Is Water from a Water Softener Safe to Drink?

September 28, 2016

Is Water from a Water Softener Safe to Drink?

There's confusion about the safety of soft water due to the sodium used by water softeners. A water softener will replace hard minerals with sodium during the ion exchange process. There is very little sodium used in a water softener which does not disrupt your daily allowance of sodium enough to cause safety concerns.

Dietary Allowance of Sodium

Levels of sodium in your diet are important to maintain, and for some people going above your dietary allowance can cause harm. The recommended dietary intake of sodium is 2,300 milligrams per day. That allowance is lower, around 1,500 milligrams per day, for people that have high blood pressure or are pregnant or nursing.

Ion Exchange

Ion Exchange is the process used by water softeners to exchange hard minerals attached to water molecules with sodium.
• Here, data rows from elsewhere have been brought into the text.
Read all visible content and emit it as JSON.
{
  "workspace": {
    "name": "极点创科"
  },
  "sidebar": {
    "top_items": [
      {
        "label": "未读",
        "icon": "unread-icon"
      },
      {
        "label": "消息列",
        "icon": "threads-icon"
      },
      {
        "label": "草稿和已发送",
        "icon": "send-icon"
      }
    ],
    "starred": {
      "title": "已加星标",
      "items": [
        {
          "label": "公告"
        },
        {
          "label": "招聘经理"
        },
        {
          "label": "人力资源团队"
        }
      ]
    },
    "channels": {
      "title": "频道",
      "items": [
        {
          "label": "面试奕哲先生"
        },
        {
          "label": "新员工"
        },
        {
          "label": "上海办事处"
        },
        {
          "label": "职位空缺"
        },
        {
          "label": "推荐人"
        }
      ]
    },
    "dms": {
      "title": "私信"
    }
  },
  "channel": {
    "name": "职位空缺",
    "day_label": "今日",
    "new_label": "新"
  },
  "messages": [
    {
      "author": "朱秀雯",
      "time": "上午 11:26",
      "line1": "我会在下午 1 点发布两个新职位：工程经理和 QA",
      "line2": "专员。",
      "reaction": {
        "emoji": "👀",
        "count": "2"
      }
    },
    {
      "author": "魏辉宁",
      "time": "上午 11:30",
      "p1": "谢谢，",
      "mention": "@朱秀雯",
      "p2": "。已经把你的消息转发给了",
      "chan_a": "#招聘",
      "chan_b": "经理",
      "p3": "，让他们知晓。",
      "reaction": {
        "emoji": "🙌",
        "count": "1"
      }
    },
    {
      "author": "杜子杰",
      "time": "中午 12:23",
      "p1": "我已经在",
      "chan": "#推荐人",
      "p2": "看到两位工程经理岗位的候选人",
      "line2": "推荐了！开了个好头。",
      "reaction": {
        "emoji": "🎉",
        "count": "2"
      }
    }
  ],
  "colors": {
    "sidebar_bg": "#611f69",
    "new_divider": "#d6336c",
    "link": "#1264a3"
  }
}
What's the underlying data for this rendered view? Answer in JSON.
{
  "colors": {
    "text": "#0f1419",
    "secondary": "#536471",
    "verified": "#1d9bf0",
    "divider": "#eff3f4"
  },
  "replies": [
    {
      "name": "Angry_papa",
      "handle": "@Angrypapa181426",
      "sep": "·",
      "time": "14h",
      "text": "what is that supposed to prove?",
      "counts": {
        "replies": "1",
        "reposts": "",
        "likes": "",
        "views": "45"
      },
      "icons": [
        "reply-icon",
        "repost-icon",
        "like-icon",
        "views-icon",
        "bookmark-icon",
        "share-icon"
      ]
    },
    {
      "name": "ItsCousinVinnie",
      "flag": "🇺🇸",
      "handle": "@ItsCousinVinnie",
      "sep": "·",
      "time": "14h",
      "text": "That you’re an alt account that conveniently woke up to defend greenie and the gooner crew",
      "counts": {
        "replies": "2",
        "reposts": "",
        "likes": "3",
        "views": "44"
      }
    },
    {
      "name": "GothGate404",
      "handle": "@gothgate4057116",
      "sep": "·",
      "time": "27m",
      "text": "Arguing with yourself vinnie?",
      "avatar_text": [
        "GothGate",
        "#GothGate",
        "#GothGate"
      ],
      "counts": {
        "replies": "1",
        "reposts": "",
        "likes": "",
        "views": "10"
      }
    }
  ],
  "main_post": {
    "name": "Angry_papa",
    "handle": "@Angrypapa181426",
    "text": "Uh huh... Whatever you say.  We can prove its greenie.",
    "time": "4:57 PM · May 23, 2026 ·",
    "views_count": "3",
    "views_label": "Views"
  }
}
Different resins in your water softener are made of positively and negatively charged sodium ions. When water with hard minerals is sent through softened water the positively or negatively charged minerals will be exchanged with sodium.

Levels of Sodium in Soft Water

The amount of sodium in softened water depends on the hardness of a water supply. When you read a water quality report the contaminants will be listed by parts per thousand or parts per million. Minerals like calcium and magnesium are common in ground water sources and are predominantly the minerals that cause your water to be hard. In order to get these minerals out of your water, a water softener will push water through positively and negatively charged ion resins.

Water Hardness Scale

The water hardness scale is used by the water quality association to determine the concentration of hard minerals per quantity of water. Sodium intake can add up with the amount of water you drink throughout the day, and for homes with hard to very hard water, there are other options on the market.

Alternatives to Water Softeners

The most common water softening mineral used is sodium because it carries the same ion exchanging properties at a fraction of the cost of other minerals. Another option that is still a cost effective solution is potassium because it has excellent ionization qualities and can be used in most water softening systems. The dietary daily allowance for potassium ranges from 3,800 to 5,100 depending on your age and whether you are pregnant or nursing.

Water Purifying Systems

Water purifying systems are an option to both remove the chemicals and hard minerals from your water without exchanging them with sodium or potassium. Whole Home water filtration systems will remove some chemicals and minerals from your water up to a certain micron level. A high micron filter will be able to remove large minerals like calcium and heavy metals from your homes water and a small micron filter will remove even smaller sized contaminants.

Reverse Osmosis

A reverse osmosis systems use a process similar to water filtration to remove minerals, chemicals, and metals from your water. A reverse osmosis filter uses greater pressure than a water filter to push water through low micron filters.

Free Water Analysis

Jason's Water Softeners offers a free water analysis that will help you better understand how your water is impacting your health. 

Contact Jason's Water Systems today to schedule your free water analysis.